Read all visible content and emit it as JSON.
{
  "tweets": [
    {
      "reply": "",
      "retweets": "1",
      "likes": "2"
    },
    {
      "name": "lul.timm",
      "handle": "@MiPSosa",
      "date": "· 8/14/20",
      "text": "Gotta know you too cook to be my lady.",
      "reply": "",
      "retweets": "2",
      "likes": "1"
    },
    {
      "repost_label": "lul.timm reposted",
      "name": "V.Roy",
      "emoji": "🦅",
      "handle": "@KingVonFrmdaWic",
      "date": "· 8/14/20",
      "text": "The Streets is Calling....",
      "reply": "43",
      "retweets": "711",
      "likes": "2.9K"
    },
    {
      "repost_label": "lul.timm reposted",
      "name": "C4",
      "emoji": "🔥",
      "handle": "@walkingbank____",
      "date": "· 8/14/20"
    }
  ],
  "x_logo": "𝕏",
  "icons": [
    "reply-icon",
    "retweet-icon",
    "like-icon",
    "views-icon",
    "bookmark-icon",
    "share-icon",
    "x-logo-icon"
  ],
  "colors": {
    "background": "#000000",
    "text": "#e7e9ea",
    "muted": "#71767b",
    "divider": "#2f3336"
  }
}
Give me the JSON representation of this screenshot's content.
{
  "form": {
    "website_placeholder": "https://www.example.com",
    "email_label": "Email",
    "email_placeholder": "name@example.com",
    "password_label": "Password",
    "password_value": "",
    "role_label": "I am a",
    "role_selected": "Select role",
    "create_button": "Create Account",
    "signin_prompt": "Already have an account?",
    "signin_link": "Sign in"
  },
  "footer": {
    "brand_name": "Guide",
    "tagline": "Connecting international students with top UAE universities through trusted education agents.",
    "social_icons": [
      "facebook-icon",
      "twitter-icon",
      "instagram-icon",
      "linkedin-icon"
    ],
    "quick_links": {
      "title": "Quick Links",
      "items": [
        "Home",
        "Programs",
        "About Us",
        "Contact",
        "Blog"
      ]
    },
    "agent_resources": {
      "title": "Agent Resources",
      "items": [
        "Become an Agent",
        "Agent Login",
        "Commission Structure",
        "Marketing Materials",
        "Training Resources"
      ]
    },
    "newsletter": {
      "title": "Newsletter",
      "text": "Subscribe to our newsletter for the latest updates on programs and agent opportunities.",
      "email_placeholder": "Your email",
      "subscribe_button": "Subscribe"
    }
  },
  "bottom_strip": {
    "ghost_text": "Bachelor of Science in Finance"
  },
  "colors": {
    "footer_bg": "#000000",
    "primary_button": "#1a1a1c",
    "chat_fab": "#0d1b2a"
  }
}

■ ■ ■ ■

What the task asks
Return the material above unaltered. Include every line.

Your solution
Read all visible content and emit it as JSON.
{
  "tweets": [
    {
      "reply": "",
      "retweets": "1",
      "likes": "2"
    },
    {
      "name": "lul.timm",
      "handle": "@MiPSosa",
      "date": "· 8/14/20",
      "text": "Gotta know you too cook to be my lady.",
      "reply": "",
      "retweets": "2",
      "likes": "1"
    },
    {
      "repost_label": "lul.timm reposted",
      "name": "V.Roy",
      "emoji": "🦅",
      "handle": "@KingVonFrmdaWic",
      "date": "· 8/14/20",
      "text": "The Streets is Calling....",
      "reply": "43",
      "retweets": "711",
      "likes": "2.9K"
    },
    {
      "repost_label": "lul.timm reposted",
      "name": "C4",
      "emoji": "🔥",
      "handle": "@walkingbank____",
      "date": "· 8/14/20"
    }
  ],
  "x_logo": "𝕏",
  "icons": [
    "reply-icon",
    "retweet-icon",
    "like-icon",
    "views-icon",
    "bookmark-icon",
    "share-icon",
    "x-logo-icon"
  ],
  "colors": {
    "background": "#000000",
    "text": "#e7e9ea",
    "muted": "#71767b",
    "divider": "#2f3336"
  }
}
Give me the JSON representation of this screenshot's content.
{
  "form": {
    "website_placeholder": "https://www.example.com",
    "email_label": "Email",
    "email_placeholder": "name@example.com",
    "password_label": "Password",
    "password_value": "",
    "role_label": "I am a",
    "role_selected": "Select role",
    "create_button": "Create Account",
    "signin_prompt": "Already have an account?",
    "signin_link": "Sign in"
  },
  "footer": {
    "brand_name": "Guide",
    "tagline": "Connecting international students with top UAE universities through trusted education agents.",
    "social_icons": [
      "facebook-icon",
      "twitter-icon",
      "instagram-icon",
      "linkedin-icon"
    ],
    "quick_links": {
      "title": "Quick Links",
      "items": [
        "Home",
        "Programs",
        "About Us",
        "Contact",
        "Blog"
      ]
    },
    "agent_resources": {
      "title": "Agent Resources",
      "items": [
        "Become an Agent",
        "Agent Login",
        "Commission Structure",
        "Marketing Materials",
        "Training Resources"
      ]
    },
    "newsletter": {
      "title": "Newsletter",
      "text": "Subscribe to our newsletter for the latest updates on programs and agent opportunities.",
      "email_placeholder": "Your email",
      "subscribe_button": "Subscribe"
    }
  },
  "bottom_strip": {
    "ghost_text": "Bachelor of Science in Finance"
  },
  "colors": {
    "footer_bg": "#000000",
    "primary_button": "#1a1a1c",
    "chat_fab": "#0d1b2a"
  }
}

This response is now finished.